The area is famous for its multi-store shops with technology, and often you can find some fun quirky things that seem to only exist and be viable in Japan. There’s also some really good restaurants to be found among the building (and even within such as high up in some of the camera shops). You can also find cafes dedicated to all sorts of odd things from cats, owls, to hedgehogs.
How to get there
If you go by Metro, take the Ginza line to Suehirocho or the Hibiya line to Akihabara. On the JR you can reach it by the Yamanote line exiting at Akhabara station.

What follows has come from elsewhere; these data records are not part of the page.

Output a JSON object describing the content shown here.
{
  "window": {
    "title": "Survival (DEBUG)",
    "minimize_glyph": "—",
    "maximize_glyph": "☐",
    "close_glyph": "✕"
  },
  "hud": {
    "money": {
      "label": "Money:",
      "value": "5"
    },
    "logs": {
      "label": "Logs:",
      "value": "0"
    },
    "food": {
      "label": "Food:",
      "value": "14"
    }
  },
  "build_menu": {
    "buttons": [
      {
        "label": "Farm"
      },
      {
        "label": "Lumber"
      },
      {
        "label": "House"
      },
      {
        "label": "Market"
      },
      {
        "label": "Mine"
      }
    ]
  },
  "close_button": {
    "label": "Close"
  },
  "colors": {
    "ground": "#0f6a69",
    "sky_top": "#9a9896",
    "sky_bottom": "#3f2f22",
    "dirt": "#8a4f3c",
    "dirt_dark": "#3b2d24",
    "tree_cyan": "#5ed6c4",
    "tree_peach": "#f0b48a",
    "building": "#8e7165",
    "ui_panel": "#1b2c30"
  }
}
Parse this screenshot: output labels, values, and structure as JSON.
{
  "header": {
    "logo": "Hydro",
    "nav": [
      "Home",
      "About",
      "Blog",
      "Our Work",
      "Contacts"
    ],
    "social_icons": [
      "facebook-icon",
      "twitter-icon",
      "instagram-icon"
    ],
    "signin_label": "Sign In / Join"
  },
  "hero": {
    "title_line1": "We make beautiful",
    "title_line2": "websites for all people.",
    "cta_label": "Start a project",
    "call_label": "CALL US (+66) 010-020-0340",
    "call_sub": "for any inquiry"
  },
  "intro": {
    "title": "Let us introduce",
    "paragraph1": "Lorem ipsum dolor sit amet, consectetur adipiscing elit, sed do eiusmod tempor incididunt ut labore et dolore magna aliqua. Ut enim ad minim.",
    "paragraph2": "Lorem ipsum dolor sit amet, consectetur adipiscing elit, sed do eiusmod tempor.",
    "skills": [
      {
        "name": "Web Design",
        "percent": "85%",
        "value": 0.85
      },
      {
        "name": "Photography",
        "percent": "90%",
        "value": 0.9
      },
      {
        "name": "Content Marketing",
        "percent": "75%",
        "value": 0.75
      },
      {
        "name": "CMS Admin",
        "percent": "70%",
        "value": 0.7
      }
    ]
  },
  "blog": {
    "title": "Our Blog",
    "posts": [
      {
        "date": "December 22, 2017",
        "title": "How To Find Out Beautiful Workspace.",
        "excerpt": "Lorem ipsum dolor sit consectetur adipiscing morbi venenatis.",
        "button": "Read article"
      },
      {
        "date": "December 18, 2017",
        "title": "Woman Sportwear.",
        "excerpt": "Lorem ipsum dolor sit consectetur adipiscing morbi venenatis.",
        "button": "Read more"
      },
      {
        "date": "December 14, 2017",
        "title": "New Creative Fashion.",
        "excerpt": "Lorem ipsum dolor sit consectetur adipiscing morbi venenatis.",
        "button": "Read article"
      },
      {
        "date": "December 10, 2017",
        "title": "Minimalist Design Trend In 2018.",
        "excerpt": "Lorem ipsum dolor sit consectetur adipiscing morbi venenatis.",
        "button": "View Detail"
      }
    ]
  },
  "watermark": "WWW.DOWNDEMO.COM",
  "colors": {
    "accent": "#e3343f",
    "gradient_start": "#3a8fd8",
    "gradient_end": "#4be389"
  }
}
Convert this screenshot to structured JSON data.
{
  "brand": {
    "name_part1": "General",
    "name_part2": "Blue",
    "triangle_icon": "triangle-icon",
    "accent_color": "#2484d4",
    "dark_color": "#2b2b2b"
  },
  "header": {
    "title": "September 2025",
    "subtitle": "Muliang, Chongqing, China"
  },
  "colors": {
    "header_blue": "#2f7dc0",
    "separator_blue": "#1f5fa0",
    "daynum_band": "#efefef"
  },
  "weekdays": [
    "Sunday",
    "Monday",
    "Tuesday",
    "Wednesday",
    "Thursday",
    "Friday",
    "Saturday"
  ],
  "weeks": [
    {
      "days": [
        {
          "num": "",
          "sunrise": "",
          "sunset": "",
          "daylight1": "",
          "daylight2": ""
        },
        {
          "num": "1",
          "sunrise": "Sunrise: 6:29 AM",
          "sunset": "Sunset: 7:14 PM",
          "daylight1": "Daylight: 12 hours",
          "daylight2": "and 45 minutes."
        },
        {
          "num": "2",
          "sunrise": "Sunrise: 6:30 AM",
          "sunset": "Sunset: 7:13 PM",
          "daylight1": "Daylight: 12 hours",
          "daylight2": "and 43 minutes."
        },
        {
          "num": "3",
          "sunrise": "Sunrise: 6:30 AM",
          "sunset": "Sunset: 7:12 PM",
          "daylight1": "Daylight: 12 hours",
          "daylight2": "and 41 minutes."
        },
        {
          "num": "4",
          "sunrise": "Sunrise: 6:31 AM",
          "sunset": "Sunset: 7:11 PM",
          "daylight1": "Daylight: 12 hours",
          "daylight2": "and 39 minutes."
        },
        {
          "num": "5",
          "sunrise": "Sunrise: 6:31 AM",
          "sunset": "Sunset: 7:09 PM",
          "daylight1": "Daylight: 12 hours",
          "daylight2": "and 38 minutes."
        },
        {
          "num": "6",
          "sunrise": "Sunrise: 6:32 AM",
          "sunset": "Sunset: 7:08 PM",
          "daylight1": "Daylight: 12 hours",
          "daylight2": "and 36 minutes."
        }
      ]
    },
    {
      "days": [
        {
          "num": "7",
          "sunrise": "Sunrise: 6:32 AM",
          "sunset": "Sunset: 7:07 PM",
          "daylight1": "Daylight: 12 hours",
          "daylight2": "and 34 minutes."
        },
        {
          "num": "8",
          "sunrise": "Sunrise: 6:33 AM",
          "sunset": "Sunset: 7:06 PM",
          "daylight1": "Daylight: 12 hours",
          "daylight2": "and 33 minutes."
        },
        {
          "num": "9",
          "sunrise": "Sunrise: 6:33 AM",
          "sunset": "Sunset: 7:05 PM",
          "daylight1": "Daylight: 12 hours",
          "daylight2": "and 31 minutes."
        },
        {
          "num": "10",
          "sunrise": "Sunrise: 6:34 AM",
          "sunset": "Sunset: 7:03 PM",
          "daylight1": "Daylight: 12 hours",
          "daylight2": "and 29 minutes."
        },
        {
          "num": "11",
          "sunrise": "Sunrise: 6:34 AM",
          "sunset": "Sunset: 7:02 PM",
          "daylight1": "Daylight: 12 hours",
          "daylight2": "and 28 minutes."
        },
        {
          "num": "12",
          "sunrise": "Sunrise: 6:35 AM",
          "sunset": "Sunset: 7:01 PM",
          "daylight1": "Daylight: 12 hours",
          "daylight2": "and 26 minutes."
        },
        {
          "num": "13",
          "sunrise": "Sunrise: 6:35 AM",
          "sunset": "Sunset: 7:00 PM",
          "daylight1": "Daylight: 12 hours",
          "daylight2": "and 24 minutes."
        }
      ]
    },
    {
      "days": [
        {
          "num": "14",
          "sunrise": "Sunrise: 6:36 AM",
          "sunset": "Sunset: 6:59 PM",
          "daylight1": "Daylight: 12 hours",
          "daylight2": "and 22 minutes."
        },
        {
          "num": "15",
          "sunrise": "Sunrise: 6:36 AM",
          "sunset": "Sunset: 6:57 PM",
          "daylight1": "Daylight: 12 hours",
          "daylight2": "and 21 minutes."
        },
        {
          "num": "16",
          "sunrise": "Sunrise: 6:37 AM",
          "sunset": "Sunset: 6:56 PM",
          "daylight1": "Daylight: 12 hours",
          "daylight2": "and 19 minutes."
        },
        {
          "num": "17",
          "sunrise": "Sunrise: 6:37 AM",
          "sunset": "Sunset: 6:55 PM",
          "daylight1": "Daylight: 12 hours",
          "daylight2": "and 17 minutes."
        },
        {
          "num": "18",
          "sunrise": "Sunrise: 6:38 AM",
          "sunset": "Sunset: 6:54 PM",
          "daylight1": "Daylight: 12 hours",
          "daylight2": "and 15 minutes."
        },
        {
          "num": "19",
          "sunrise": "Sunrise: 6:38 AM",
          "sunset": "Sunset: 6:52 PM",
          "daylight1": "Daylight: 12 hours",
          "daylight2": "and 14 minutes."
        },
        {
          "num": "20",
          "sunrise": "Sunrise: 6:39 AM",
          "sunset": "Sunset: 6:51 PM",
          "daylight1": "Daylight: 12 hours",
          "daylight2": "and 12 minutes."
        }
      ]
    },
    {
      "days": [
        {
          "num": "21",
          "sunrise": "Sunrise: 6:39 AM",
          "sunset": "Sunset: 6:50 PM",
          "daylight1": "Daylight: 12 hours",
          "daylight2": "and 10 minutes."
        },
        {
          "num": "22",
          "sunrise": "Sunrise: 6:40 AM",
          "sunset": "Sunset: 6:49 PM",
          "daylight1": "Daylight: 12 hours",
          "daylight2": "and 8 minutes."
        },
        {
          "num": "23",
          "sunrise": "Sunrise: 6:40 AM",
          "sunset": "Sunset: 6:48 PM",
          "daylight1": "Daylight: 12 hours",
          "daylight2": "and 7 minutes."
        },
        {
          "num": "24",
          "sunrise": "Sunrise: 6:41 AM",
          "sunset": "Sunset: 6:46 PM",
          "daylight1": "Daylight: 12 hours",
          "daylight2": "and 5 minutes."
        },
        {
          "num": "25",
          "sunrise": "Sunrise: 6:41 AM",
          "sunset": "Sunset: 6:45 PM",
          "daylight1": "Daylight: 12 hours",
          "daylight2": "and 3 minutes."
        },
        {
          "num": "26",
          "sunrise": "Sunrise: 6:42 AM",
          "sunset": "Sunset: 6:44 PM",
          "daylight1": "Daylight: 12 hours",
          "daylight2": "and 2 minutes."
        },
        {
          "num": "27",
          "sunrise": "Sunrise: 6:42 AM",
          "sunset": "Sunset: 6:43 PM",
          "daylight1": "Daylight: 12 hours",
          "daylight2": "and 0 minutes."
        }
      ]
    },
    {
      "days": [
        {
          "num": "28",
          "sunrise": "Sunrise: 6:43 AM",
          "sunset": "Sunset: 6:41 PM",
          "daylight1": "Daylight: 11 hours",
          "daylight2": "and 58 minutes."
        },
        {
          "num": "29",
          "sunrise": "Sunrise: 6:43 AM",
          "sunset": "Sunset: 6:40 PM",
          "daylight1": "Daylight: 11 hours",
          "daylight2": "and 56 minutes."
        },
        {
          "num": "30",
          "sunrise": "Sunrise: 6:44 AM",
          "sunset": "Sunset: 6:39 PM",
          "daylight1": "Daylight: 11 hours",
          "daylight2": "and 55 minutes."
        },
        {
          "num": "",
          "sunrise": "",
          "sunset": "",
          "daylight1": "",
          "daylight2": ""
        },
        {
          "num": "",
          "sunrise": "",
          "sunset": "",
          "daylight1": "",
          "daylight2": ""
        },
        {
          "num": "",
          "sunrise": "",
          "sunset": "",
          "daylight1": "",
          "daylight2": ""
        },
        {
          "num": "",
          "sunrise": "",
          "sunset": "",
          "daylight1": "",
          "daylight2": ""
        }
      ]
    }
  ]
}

One of the largest and most famous temples in Tokyo, the Meiji shrine is dedicated to the enshrined spirits of the emperor meiji and his wife. The Japanese believe that spirits of the dead can be enshrined in the temples (which is why praying at the Yasakuni Shrine by Japanese Prime Ministers causes such an uproar), and the Japanese Diet authorized the construction of the temple following the Emperor’s death.
The Meiji Restoration is big milestone in Japanese History, when the Emperor was finally restored to power following all the years of the Shogun. Prior to this Japan had been for 250 years under the control of the Tokugawa Shogunate.
The temple itself does not take long to walk around, but the winding approach is nice and you can see one the largest torii gate in Japan. There is a separate garden that can be visited from an additional price. If you have extra time be sure to check out nearby Yoyogi park and Harajuku, particularly if you are here on a Sunday Afternoon for some great people watching.
How to get there
Easily in walking distance of Omotesando or Shibuya. Located close to Yoyogi park and Harajuku. It’s also easily reached by the Metro at the Meiji-jingumae station on the Chiyoda Line. On the JR you can reach it by the Yamanote line exiting at Harajuku station.
It is Tokyo’s first public park and one of my favorite places in the city to go. Ueno park is a large park in central tokyo with several temples, museums, a zoo, a small kiddy amusement park, and a large pond. It is also a great place to wander around and see the cherry blossoms during the right reason, or just sit and people watch.
The Japanese National Museum is located here on one of the park and houses a large collection of Japanese antiques. Several other museums are located in and around the park as well. Also of interest is the Toshogu Shrine which is dedicated to the great Japanese Shogun Tokugawa Ieyasu.
The Ueno Zoo is nice too, however though there are better uses of your time for your trip to Japan, but its nice to take kids there if you want something to do. There are lots of little shrines and statues peppered through out the park that are worth taking a look or photographing.
How to get there
By Tokyo Metro take the Ginza line or Hibiya line to Ueno Station. Also reached by the JR Yamanote line. The park is located next to the station.